Perhaps if Jesus lived among us today, we would tell him: “Lord, all over the world one finds divorce.” We are sure that his answer would remain the same: “It is because of the hardness of your hearts.” It is our attitude which must undergo a change and not marriage!

It could be that we too, like the disciples, would retort by saying that this is too arduous for us. Yet, we sincerely believe that Jesus would refer us to God’s plan for mankind, by saying that, in all probability, there exists more suffering in our society when we don’t live according to His plan, rather than when we do so. It is for our benefit – generally referred to as the ‘common good’ – that Jesus speaks to us in these words. Jesus’ words are proved to be true when we see the reality experienced in other countries. They introduced divorce because they felt that it would solve their problems related to marital breakdown, and instead, the problems multiplied. This is clearly demonstrated when one consults research studies and statistics. God’s Word does not distort the common good; rather it reinforces it in the face of all human weaknesses.

No Christian would have expected a different reply from Jesus. So, even today, how can we expect Him to say “Strengthen marriage by introducing divorce!”


We wish to convey to our brothers and sisters who do not share our point of view, that it is not possible for us to say we love our fellowmen unless we communicate to them the message of Jesus. There are those who would say: “Do this on your own…” To these people we say: “We cannot stop at that. We must serve Jesus by fulfilling our mission within society.” The world may not accept His word yet it would have heard it! These are the words of Jesus as we understand them: “Spread the Good News of the Kingdom throughout the world,” not simply in a religious context, but also for the benefit of society, so that the Good News may be beneficial for all. It is not an imposition but a contribution which we are offering to society.

After all, we do the same thing when we help those who are in need, and yet no one says that we are imposing; this is also the case when we speak out in favour of justice and the environment – once again, no one says that we are imposing. Similarly, with love, this is what we must do regarding marriage and the family.

It is the mission of the Church to put all her members in front of our Lord Jesus Christ and His teachings. By means of this Pastoral Letter, we wish to place in the very presence of Jesus Christ every Christian who has chosen to follow Him. May Jesus’ words be a light for the Christian conscience: a moral responsibility which must be upheld. It is to Jesus himself that the Christian must be accountable, even in this matter of marriage and divorce!

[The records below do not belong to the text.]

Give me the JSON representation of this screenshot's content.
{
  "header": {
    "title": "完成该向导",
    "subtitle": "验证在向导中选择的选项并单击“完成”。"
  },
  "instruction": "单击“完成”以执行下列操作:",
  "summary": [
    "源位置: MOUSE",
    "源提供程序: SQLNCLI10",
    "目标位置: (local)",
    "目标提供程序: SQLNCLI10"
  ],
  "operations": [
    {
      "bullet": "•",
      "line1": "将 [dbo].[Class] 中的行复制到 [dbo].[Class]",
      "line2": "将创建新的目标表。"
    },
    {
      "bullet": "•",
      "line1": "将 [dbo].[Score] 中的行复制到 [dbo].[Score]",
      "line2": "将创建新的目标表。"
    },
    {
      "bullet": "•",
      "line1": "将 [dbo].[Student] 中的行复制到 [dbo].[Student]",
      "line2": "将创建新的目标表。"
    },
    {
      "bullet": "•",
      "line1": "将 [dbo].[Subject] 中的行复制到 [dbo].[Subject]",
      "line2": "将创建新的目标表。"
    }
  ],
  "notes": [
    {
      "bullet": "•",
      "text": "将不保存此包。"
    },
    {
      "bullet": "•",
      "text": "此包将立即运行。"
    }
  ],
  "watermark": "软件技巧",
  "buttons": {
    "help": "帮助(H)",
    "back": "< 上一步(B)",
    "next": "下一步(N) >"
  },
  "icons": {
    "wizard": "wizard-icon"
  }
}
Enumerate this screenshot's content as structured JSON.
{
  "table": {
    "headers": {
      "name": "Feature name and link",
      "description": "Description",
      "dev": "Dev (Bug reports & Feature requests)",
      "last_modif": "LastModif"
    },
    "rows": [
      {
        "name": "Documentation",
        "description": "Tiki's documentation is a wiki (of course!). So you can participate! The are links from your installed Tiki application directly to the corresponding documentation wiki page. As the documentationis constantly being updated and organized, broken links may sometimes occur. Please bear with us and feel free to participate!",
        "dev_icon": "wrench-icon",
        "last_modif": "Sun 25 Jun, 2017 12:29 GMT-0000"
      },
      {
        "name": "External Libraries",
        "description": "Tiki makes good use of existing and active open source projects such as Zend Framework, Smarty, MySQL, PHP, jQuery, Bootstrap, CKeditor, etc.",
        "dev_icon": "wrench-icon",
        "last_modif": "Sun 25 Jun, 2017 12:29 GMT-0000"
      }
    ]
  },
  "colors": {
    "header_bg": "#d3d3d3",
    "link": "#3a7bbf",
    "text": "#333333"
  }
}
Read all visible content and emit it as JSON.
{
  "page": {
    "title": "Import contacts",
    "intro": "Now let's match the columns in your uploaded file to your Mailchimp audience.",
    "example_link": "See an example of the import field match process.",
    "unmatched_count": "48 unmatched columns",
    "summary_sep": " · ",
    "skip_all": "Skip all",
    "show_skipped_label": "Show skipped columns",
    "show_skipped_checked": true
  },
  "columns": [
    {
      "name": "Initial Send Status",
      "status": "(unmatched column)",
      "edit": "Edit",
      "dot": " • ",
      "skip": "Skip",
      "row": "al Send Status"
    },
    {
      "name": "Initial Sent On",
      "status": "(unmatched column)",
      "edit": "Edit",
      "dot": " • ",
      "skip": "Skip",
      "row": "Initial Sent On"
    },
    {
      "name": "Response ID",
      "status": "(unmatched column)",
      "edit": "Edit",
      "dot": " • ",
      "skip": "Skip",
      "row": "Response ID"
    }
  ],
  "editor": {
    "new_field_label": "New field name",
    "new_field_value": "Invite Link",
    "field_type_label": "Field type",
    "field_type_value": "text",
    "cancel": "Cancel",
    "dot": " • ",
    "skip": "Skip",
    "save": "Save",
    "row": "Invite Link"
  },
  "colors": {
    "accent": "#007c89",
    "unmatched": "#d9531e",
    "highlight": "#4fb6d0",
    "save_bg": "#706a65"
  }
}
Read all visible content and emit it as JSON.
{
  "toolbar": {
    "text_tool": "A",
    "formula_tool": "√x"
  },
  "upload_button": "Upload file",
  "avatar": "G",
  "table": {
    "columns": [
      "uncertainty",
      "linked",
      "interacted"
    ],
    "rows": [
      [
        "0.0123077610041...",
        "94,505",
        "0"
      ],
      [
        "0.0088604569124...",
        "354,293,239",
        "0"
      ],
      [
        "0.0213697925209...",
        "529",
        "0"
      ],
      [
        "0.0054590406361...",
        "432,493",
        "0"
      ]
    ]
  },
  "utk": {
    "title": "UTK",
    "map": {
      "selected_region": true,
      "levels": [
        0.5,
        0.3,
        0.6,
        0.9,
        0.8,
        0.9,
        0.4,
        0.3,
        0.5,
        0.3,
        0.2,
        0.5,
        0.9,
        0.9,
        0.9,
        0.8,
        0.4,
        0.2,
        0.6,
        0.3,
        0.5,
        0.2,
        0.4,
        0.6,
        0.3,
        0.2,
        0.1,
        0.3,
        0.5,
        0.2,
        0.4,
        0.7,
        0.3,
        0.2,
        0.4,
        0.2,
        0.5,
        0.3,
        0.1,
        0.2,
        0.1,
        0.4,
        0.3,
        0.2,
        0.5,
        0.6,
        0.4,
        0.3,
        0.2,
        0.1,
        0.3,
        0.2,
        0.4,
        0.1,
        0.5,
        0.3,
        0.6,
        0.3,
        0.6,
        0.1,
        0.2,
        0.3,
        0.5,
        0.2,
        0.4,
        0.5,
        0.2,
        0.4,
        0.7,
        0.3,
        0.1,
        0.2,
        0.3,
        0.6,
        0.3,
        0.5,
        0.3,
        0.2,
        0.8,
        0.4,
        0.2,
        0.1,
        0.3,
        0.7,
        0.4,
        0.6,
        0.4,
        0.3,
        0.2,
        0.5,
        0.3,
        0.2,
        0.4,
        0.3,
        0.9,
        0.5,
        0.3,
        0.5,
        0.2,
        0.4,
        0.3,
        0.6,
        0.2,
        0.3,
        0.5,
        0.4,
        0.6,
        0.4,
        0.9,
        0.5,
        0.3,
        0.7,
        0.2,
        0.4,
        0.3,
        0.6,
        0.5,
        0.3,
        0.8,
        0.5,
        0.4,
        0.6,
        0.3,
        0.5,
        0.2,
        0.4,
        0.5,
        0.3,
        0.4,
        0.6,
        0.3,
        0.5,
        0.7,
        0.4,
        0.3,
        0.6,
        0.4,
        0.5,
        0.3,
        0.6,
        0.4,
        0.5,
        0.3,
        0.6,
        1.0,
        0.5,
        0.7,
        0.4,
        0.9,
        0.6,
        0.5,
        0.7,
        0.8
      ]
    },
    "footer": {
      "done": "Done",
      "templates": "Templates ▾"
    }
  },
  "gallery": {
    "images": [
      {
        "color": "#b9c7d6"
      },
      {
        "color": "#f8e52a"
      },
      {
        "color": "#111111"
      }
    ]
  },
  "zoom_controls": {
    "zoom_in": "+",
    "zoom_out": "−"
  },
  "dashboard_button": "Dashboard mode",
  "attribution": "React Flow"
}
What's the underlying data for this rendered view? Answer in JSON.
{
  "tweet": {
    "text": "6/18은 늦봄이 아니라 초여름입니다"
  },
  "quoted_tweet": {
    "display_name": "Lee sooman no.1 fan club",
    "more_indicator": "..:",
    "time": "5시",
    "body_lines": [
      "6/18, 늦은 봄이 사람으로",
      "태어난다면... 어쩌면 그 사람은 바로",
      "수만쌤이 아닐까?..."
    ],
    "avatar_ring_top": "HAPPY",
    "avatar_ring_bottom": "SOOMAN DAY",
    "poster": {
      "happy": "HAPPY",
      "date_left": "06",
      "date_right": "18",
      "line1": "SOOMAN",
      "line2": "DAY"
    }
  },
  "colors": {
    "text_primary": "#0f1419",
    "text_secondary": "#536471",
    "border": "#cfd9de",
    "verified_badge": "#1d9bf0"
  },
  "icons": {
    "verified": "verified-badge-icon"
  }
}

Moreover, when faced with the words of Jesus, every Christian must shoulder his responsibility and participate in the mission of fulfilling and protecting His teachings. We appeal to all Christians, be it in their calling as Christians as well as in their role within society, to spread the words of Jesus as part of their mission. This is what St Paul, during his time, said to Timothy: “For this reason I remind you to fan into flame the gift of God … for God did not give us a spirit of timidity, but a spirit of power, of love and of self-discipline” (2 Tim 1,7).

In the history of the Church, moments such as these were important milestones in the development of the Church. We wish to place all of the above within a context of the New Evangelization. This means that the Church enables us to encounter Jesus Christ and goes beyond the Church itself. This is the message that we would like to convey through this Letter.

We encourage all Christian brothers – laymen, priests, religious – to undertake this teaching and pass it on to others with much love and with courage.

We impart upon you our pastoral blessing.


Archbishop of Malta


Bishop of Gozo

  • Permalink: Pastoral Letter by the Bishops on Marriage and the family
  • You may also like...

    Leave a Reply

    Your email address will not be published. Required fields are marked *